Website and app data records
□ □ □ □
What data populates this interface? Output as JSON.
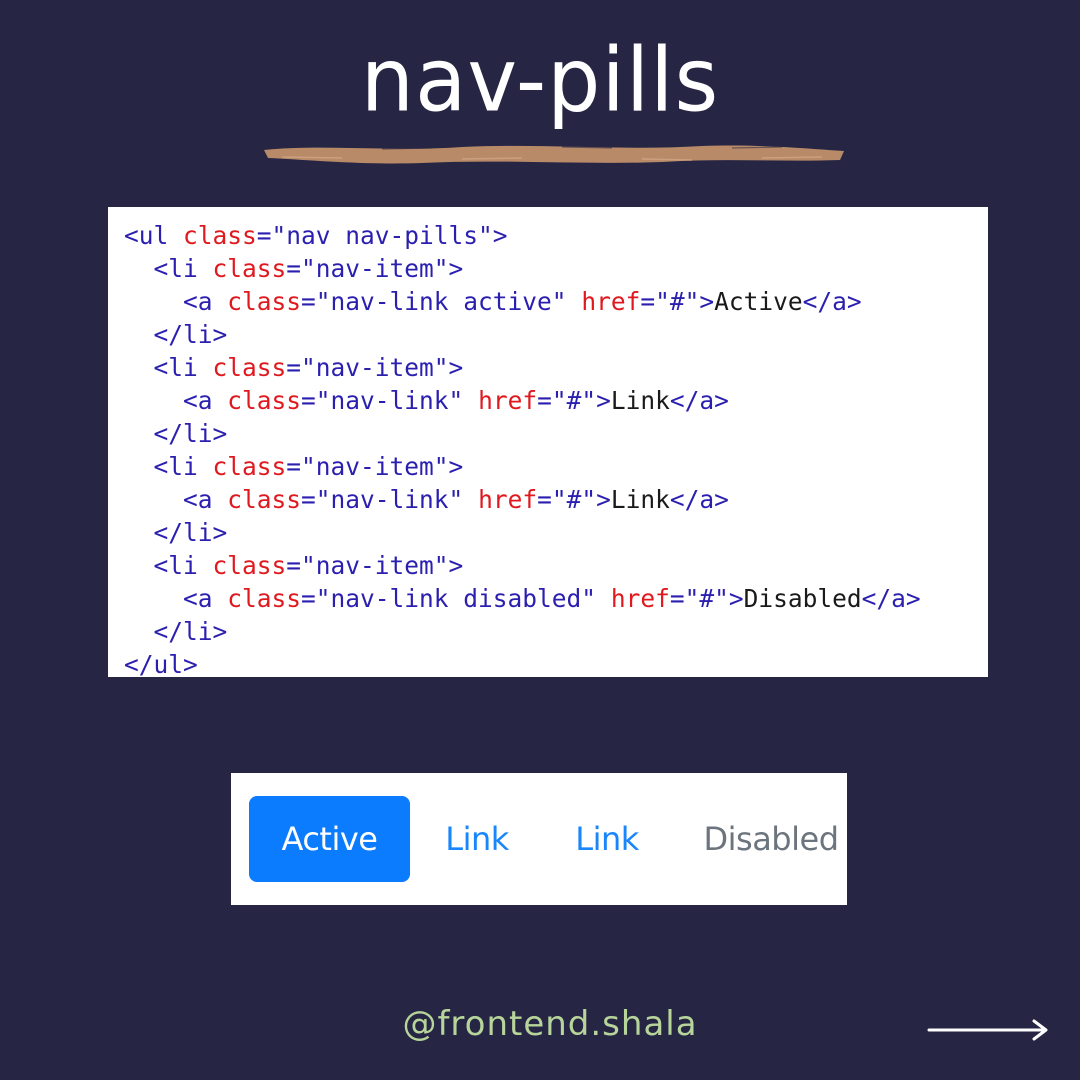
{
  "title": "nav-pills",
  "code": {
    "lines": [
      [
        [
          "tg",
          "<ul "
        ],
        [
          "an",
          "class"
        ],
        [
          "tg",
          "=\"nav nav-pills\">"
        ]
      ],
      [
        [
          "tx",
          "  "
        ],
        [
          "tg",
          "<li "
        ],
        [
          "an",
          "class"
        ],
        [
          "tg",
          "=\"nav-item\">"
        ]
      ],
      [
        [
          "tx",
          "    "
        ],
        [
          "tg",
          "<a "
        ],
        [
          "an",
          "class"
        ],
        [
          "tg",
          "=\"nav-link active\" "
        ],
        [
          "an",
          "href"
        ],
        [
          "tg",
          "=\"#\">"
        ],
        [
          "tx",
          "Active"
        ],
        [
          "tg",
          "</a>"
        ]
      ],
      [
        [
          "tx",
          "  "
        ],
        [
          "tg",
          "</li>"
        ]
      ],
      [
        [
          "tx",
          "  "
        ],
        [
          "tg",
          "<li "
        ],
        [
          "an",
          "class"
        ],
        [
          "tg",
          "=\"nav-item\">"
        ]
      ],
      [
        [
          "tx",
          "    "
        ],
        [
          "tg",
          "<a "
        ],
        [
          "an",
          "class"
        ],
        [
          "tg",
          "=\"nav-link\" "
        ],
        [
          "an",
          "href"
        ],
        [
          "tg",
          "=\"#\">"
        ],
        [
          "tx",
          "Link"
        ],
        [
          "tg",
          "</a>"
        ]
      ],
      [
        [
          "tx",
          "  "
        ],
        [
          "tg",
          "</li>"
        ]
      ],
      [
        [
          "tx",
          "  "
        ],
        [
          "tg",
          "<li "
        ],
        [
          "an",
          "class"
        ],
        [
          "tg",
          "=\"nav-item\">"
        ]
      ],
      [
        [
          "tx",
          "    "
        ],
        [
          "tg",
          "<a "
        ],
        [
          "an",
          "class"
        ],
        [
          "tg",
          "=\"nav-link\" "
        ],
        [
          "an",
          "href"
        ],
        [
          "tg",
          "=\"#\">"
        ],
        [
          "tx",
          "Link"
        ],
        [
          "tg",
          "</a>"
        ]
      ],
      [
        [
          "tx",
          "  "
        ],
        [
          "tg",
          "</li>"
        ]
      ],
      [
        [
          "tx",
          "  "
        ],
        [
          "tg",
          "<li "
        ],
        [
          "an",
          "class"
        ],
        [
          "tg",
          "=\"nav-item\">"
        ]
      ],
      [
        [
          "tx",
          "    "
        ],
        [
          "tg",
          "<a "
        ],
        [
          "an",
          "class"
        ],
        [
          "tg",
          "=\"nav-link disabled\" "
        ],
        [
          "an",
          "href"
        ],
        [
          "tg",
          "=\"#\">"
        ],
        [
          "tx",
          "Disabled"
        ],
        [
          "tg",
          "</a>"
        ]
      ],
      [
        [
          "tx",
          "  "
        ],
        [
          "tg",
          "</li>"
        ]
      ],
      [
        [
          "tg",
          "</ul>"
        ]
      ]
    ]
  },
  "preview": {
    "active_label": "Active",
    "link1_label": "Link",
    "link2_label": "Link",
    "disabled_label": "Disabled"
  },
  "footer": {
    "handle": "@frontend.shala",
    "arrow_icon": "right-arrow-icon"
  },
  "colors": {
    "background": "#262644",
    "brush_stroke": "#b98a68",
    "active_pill": "#0a7cfd",
    "link": "#1a86fc",
    "disabled": "#6c757d",
    "handle": "#b7d59a",
    "code_tag": "#2b1fb0",
    "code_attr": "#e0191f"
  }
}
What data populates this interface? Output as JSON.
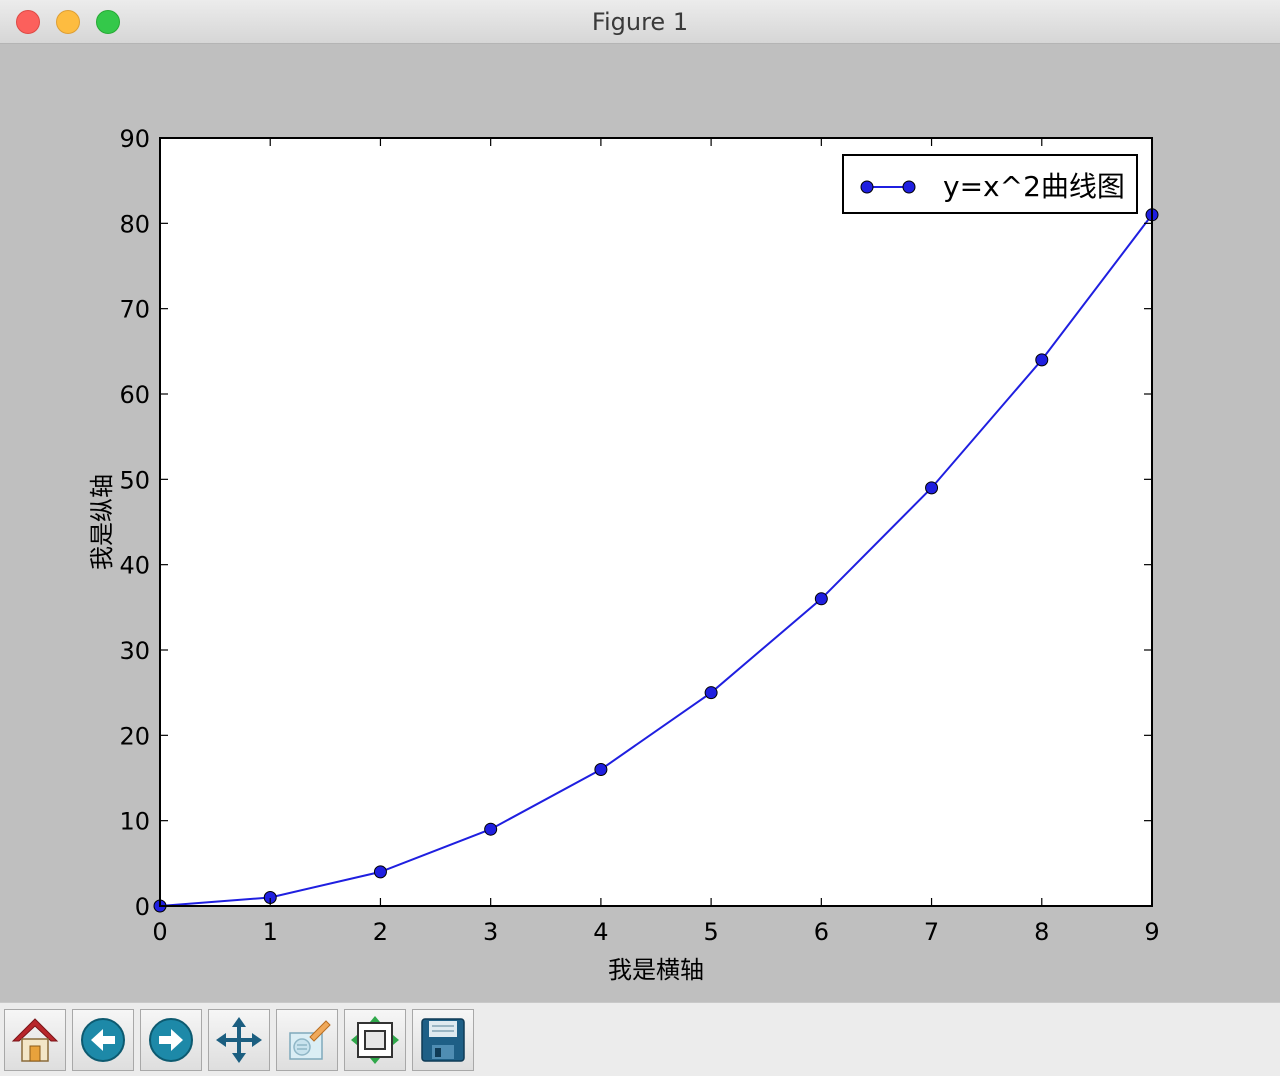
{
  "window": {
    "title": "Figure 1"
  },
  "chart_data": {
    "type": "line",
    "x": [
      0,
      1,
      2,
      3,
      4,
      5,
      6,
      7,
      8,
      9
    ],
    "series": [
      {
        "name": "y=x^2曲线图",
        "values": [
          0,
          1,
          4,
          9,
          16,
          25,
          36,
          49,
          64,
          81
        ],
        "color": "#1f1fe0",
        "marker": "circle"
      }
    ],
    "xlabel": "我是横轴",
    "ylabel": "我是纵轴",
    "xlim": [
      0,
      9
    ],
    "ylim": [
      0,
      90
    ],
    "xticks": [
      0,
      1,
      2,
      3,
      4,
      5,
      6,
      7,
      8,
      9
    ],
    "yticks": [
      0,
      10,
      20,
      30,
      40,
      50,
      60,
      70,
      80,
      90
    ],
    "grid": false,
    "legend": "top-right"
  },
  "toolbar": {
    "buttons": [
      {
        "icon": "home-icon"
      },
      {
        "icon": "back-icon"
      },
      {
        "icon": "forward-icon"
      },
      {
        "icon": "pan-icon"
      },
      {
        "icon": "zoom-icon"
      },
      {
        "icon": "subplots-icon"
      },
      {
        "icon": "save-icon"
      }
    ]
  }
}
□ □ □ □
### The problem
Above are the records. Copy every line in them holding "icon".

### Solution
    "arrow_icon": "right-arrow-icon"
        "icon": "home-icon"
        "icon": "back-icon"
        "icon": "forward-icon"
        "icon": "pan-icon"
        "icon": "zoom-icon"
        "icon": "subplots-icon"
        "icon": "save-icon"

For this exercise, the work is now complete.